The West has already started pressuring Kremlin to release Alexey Navalny who was jailed for 3 years after missing his probation, whilst ironically was in a coma recovering in Germany from a conspiracy to assassinate him by the Russian Security Services. Substantial evidence indicated that an FSB hit squad attempted to silence him. The same team was involved, according to Bellingcat, an open-source investigative platform, in 2020, in an attempt to assassinate Vladimir Kara-Murza, an outspoken politician against the Kremlin.

In the past, Kremlin opponents have been gunned down, poisoned or discredited in a bid to silence them. The Kremlin has always denied involvement, like in the case of Boris Nemtov (2015), Anna Politkovsakaya (2006), Alexander Litvinenko (2006), to name only a few from a long list of Kremlin opponents.

Navalny’s incarceration galvanized the biggest popular protests in Russia in nearly a decade. His supporters were joined across the country by average Russians upset with falling living standards and shrinking political freedoms. In response the Kremlin cracked down with brute force and more than 10,000 people were arrested across Russia.

For many years, Russia has been an unusual place for opposition politics. Despite dominating the messaging on traditional TV and (most) print media, the Kremlin has allowed a degree of free speech online. Navalny has taken advantage of this freedom, exposing high-level corruption first as a blogger and now as head of Russia’s Anti-Corruption Foundation (ACF). He and his team have produced voluminous reports and slickly produced viral videos detailing corruption at the highest levels of Russian politics. These videos have generated millions of clicks. But last year it appeared this uneasy truce between the Kremlin and its online opponents was breaking down. Putin’s approval ratings fell to historic lows amid a stagnating economy and the government’s dysfunctional response to COVID.

In addition, the Kremlin has ramped up its targeting of government critics and human rights groups by pushing its claims they are “foreign agents” and restricting their operations. Navalny and his ACF team have also faced growing harassment, and most are now in home arrests pending trials. With Navalny now facing a lengthy prison time, only one narrative is likely to emerge.

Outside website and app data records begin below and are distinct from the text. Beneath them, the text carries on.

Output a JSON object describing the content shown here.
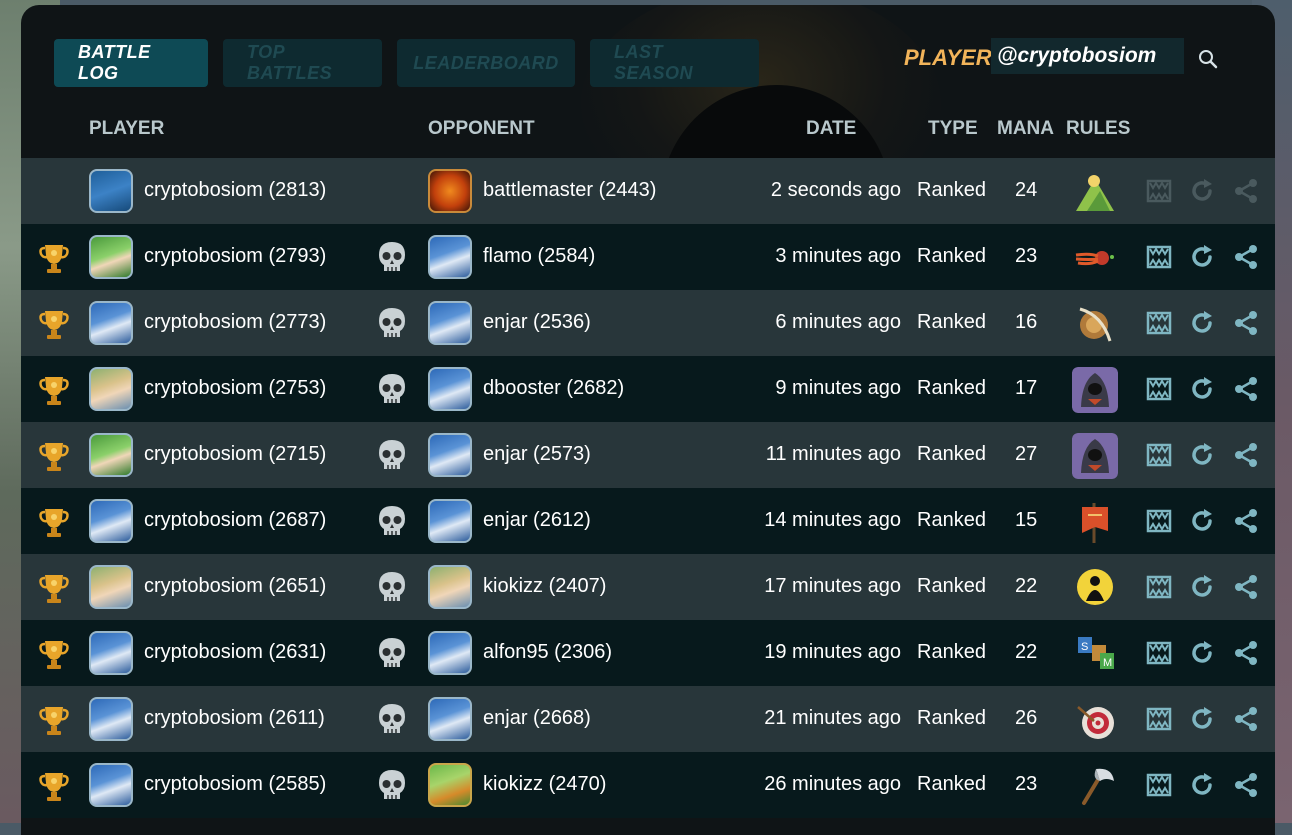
{
  "tabs": [
    {
      "label": "BATTLE LOG",
      "active": true
    },
    {
      "label": "TOP BATTLES",
      "active": false
    },
    {
      "label": "LEADERBOARD",
      "active": false
    },
    {
      "label": "LAST SEASON",
      "active": false
    }
  ],
  "player": {
    "label": "PLAYER:",
    "value": "@cryptobosiom"
  },
  "headers": {
    "player": "PLAYER",
    "opponent": "OPPONENT",
    "date": "DATE",
    "type": "TYPE",
    "mana": "MANA",
    "rules": "RULES"
  },
  "colors": {
    "accent_orange": "#f2b45a",
    "teal": "#7fb6c2",
    "row_dark": "#07191c",
    "row_light": "#28363a"
  },
  "rows": [
    {
      "winner": false,
      "loser": false,
      "player_avatar": "cmb-badge",
      "player": "cryptobosiom (2813)",
      "opponent_avatar": "dragon-emblem",
      "opponent": "battlemaster (2443)",
      "date": "2 seconds ago",
      "type": "Ranked",
      "mana": "24",
      "rule_icon": "mountain-rule-icon",
      "actions_enabled": false
    },
    {
      "winner": true,
      "loser": true,
      "player_avatar": "green-hair-hero",
      "player": "cryptobosiom (2793)",
      "opponent_avatar": "wizard",
      "opponent": "flamo (2584)",
      "date": "3 minutes ago",
      "type": "Ranked",
      "mana": "23",
      "rule_icon": "comet-rule-icon",
      "actions_enabled": true
    },
    {
      "winner": true,
      "loser": true,
      "player_avatar": "wizard",
      "player": "cryptobosiom (2773)",
      "opponent_avatar": "wizard",
      "opponent": "enjar (2536)",
      "date": "6 minutes ago",
      "type": "Ranked",
      "mana": "16",
      "rule_icon": "shield-bow-rule-icon",
      "actions_enabled": true
    },
    {
      "winner": true,
      "loser": true,
      "player_avatar": "blond-hero",
      "player": "cryptobosiom (2753)",
      "opponent_avatar": "wizard",
      "opponent": "dbooster (2682)",
      "date": "9 minutes ago",
      "type": "Ranked",
      "mana": "17",
      "rule_icon": "hooded-figure-rule-icon",
      "actions_enabled": true
    },
    {
      "winner": true,
      "loser": true,
      "player_avatar": "green-hair-hero",
      "player": "cryptobosiom (2715)",
      "opponent_avatar": "wizard",
      "opponent": "enjar (2573)",
      "date": "11 minutes ago",
      "type": "Ranked",
      "mana": "27",
      "rule_icon": "hooded-figure-rule-icon",
      "actions_enabled": true
    },
    {
      "winner": true,
      "loser": true,
      "player_avatar": "wizard",
      "player": "cryptobosiom (2687)",
      "opponent_avatar": "wizard",
      "opponent": "enjar (2612)",
      "date": "14 minutes ago",
      "type": "Ranked",
      "mana": "15",
      "rule_icon": "banner-rule-icon",
      "actions_enabled": true
    },
    {
      "winner": true,
      "loser": true,
      "player_avatar": "blond-hero",
      "player": "cryptobosiom (2651)",
      "opponent_avatar": "blond-hero",
      "opponent": "kiokizz (2407)",
      "date": "17 minutes ago",
      "type": "Ranked",
      "mana": "22",
      "rule_icon": "moon-silhouette-rule-icon",
      "actions_enabled": true
    },
    {
      "winner": true,
      "loser": true,
      "player_avatar": "wizard",
      "player": "cryptobosiom (2631)",
      "opponent_avatar": "wizard",
      "opponent": "alfon95 (2306)",
      "date": "19 minutes ago",
      "type": "Ranked",
      "mana": "22",
      "rule_icon": "letter-cards-rule-icon",
      "actions_enabled": true
    },
    {
      "winner": true,
      "loser": true,
      "player_avatar": "wizard",
      "player": "cryptobosiom (2611)",
      "opponent_avatar": "wizard",
      "opponent": "enjar (2668)",
      "date": "21 minutes ago",
      "type": "Ranked",
      "mana": "26",
      "rule_icon": "target-rule-icon",
      "actions_enabled": true
    },
    {
      "winner": true,
      "loser": true,
      "player_avatar": "wizard",
      "player": "cryptobosiom (2585)",
      "opponent_avatar": "orc-hero",
      "opponent": "kiokizz (2470)",
      "date": "26 minutes ago",
      "type": "Ranked",
      "mana": "23",
      "rule_icon": "axe-rule-icon",
      "actions_enabled": true
    }
  ]
}
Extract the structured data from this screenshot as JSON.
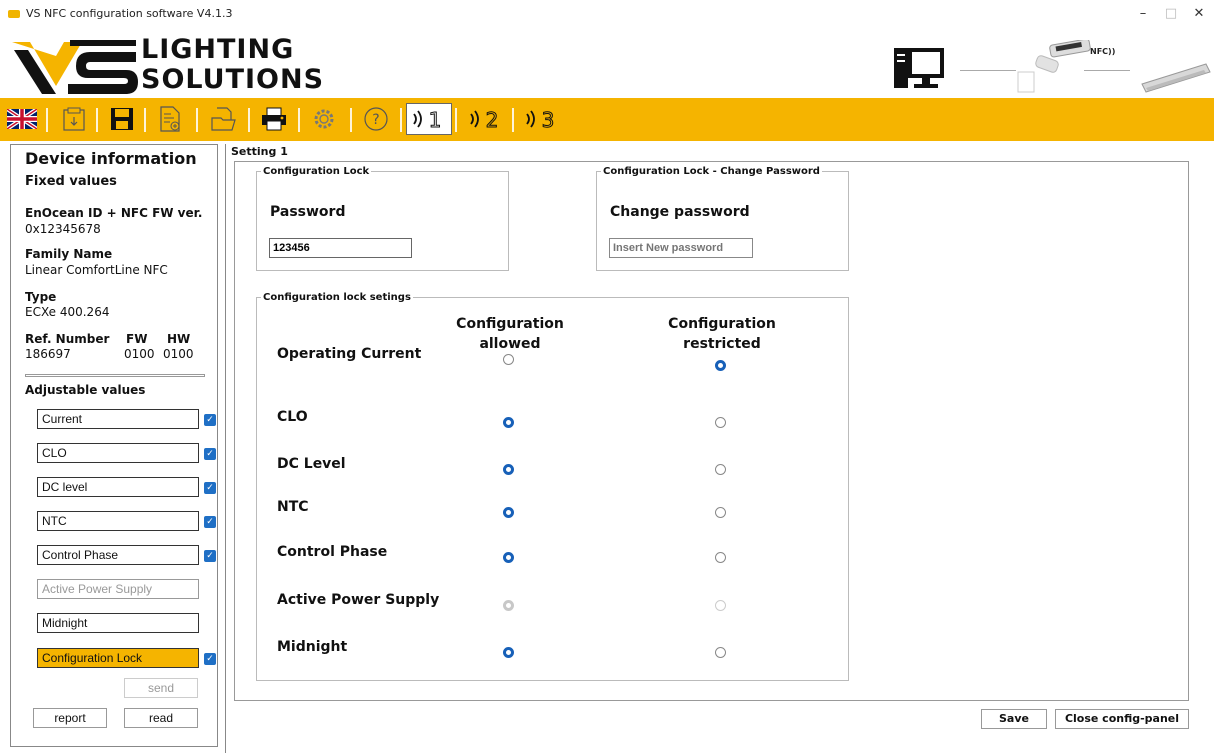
{
  "window": {
    "title": "VS NFC configuration software V4.1.3",
    "min": "–",
    "max": "□",
    "close": "✕"
  },
  "brand": {
    "line1": "LIGHTING",
    "line2": "SOLUTIONS",
    "logo_text": "VS",
    "nfc_badge": "NFC))"
  },
  "toolbar": {
    "items": [
      {
        "icon": "uk-flag-icon"
      },
      {
        "icon": "download-icon"
      },
      {
        "icon": "save-icon"
      },
      {
        "icon": "document-add-icon"
      },
      {
        "icon": "folder-open-icon"
      },
      {
        "icon": "printer-icon"
      },
      {
        "icon": "gear-icon"
      },
      {
        "icon": "help-icon"
      },
      {
        "icon": "nfc-setting-1-icon"
      },
      {
        "icon": "nfc-setting-2-icon"
      },
      {
        "icon": "nfc-setting-3-icon"
      }
    ],
    "help_glyph": "?",
    "setting1": "1",
    "setting2": "2",
    "setting3": "3",
    "accent": "#f5b400"
  },
  "device": {
    "heading": "Device information",
    "fixed_heading": "Fixed values",
    "enocean_label": "EnOcean ID + NFC FW ver.",
    "enocean_value": "0x12345678",
    "family_label": "Family Name",
    "family_value": "Linear ComfortLine NFC",
    "type_label": "Type",
    "type_value": "ECXe 400.264",
    "ref_label": "Ref. Number",
    "ref_value": "186697",
    "fw_label": "FW",
    "fw_value": "0100",
    "hw_label": "HW",
    "hw_value": "0100",
    "adjustable_heading": "Adjustable values",
    "adjustable": [
      {
        "label": "Current",
        "checked": true
      },
      {
        "label": "CLO",
        "checked": true
      },
      {
        "label": "DC level",
        "checked": true
      },
      {
        "label": "NTC",
        "checked": true
      },
      {
        "label": "Control Phase",
        "checked": true
      },
      {
        "label": "Active Power Supply",
        "checked": false
      },
      {
        "label": "Midnight",
        "checked": false
      },
      {
        "label": "Configuration Lock",
        "checked": true
      }
    ],
    "check_glyph": "✓",
    "send": "send",
    "report": "report",
    "read": "read"
  },
  "main": {
    "setting_title": "Setting 1",
    "lock_group": "Configuration Lock",
    "password_label": "Password",
    "password_value": "123456",
    "change_group": "Configuration Lock - Change Password",
    "change_label": "Change password",
    "change_placeholder": "Insert New password",
    "settings_group": "Configuration lock setings",
    "col_allowed": "Configuration allowed",
    "col_restricted": "Configuration restricted",
    "rows": [
      {
        "label": "Operating Current",
        "allowed": false,
        "restricted": true,
        "disabled": false
      },
      {
        "label": "CLO",
        "allowed": true,
        "restricted": false,
        "disabled": false
      },
      {
        "label": "DC Level",
        "allowed": true,
        "restricted": false,
        "disabled": false
      },
      {
        "label": "NTC",
        "allowed": true,
        "restricted": false,
        "disabled": false
      },
      {
        "label": "Control Phase",
        "allowed": true,
        "restricted": false,
        "disabled": false
      },
      {
        "label": "Active Power Supply",
        "allowed": true,
        "restricted": false,
        "disabled": true
      },
      {
        "label": "Midnight",
        "allowed": true,
        "restricted": false,
        "disabled": false
      }
    ],
    "save": "Save",
    "close": "Close config-panel"
  }
}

The narrative will be driven by the government which will seek to downplay Navalny’s symbolic importance. For his part, Putin still refuses to call Navalny by name and has recently referred to him as “the Berlin patient”. The official state media do mention Navalny, but they are increasingly characterising him as a Western agent intent on weakening Russia and unleashing revolutionary chaos. This image of Navalny fits with the Kremlin’s overall narrative that Russia is under threat from a hostile West seeking to undermine its stable development. If the Kremlin successfully paints Navalny as a foreign agent who will only bring instability to Russia, the jailed activist may retreat from public view. But if Navalny comes to symbolise unjust oppression in the face of an increasingly corrupt, unaccountable and incompetent political elite, popular pressure will only increase on the Russian government. All things considered it could take years for this alternative narrative to gather steam.

Navalny’s protests were not wholly in vain. His actions undermined an already unpopular regime heading into parliamentary elections in September and continue to mobilize a new generation of young Russians who have only ever known Putin and now are imagining a world without him. Perhaps gradually a new opposition will grow from these seeds. Yet this will take years, and there is no imminent colour revolution at hand.  The current regime is too resilient, protected by layers of security forces and aligned interests. Unlike its Ukrainian and Georgian counterparts, the increasingly professional Russian army has a history of crushing rebellions and in all likelihood will obey whatever orders it is given. Unless substantial figures within the current regime begin to defect to Navalny’s cause, the chance of street protest alone provoking a change of government is minimal. The day may come that the conditions are ripe for a change in regime, but there are no indications that time is here yet.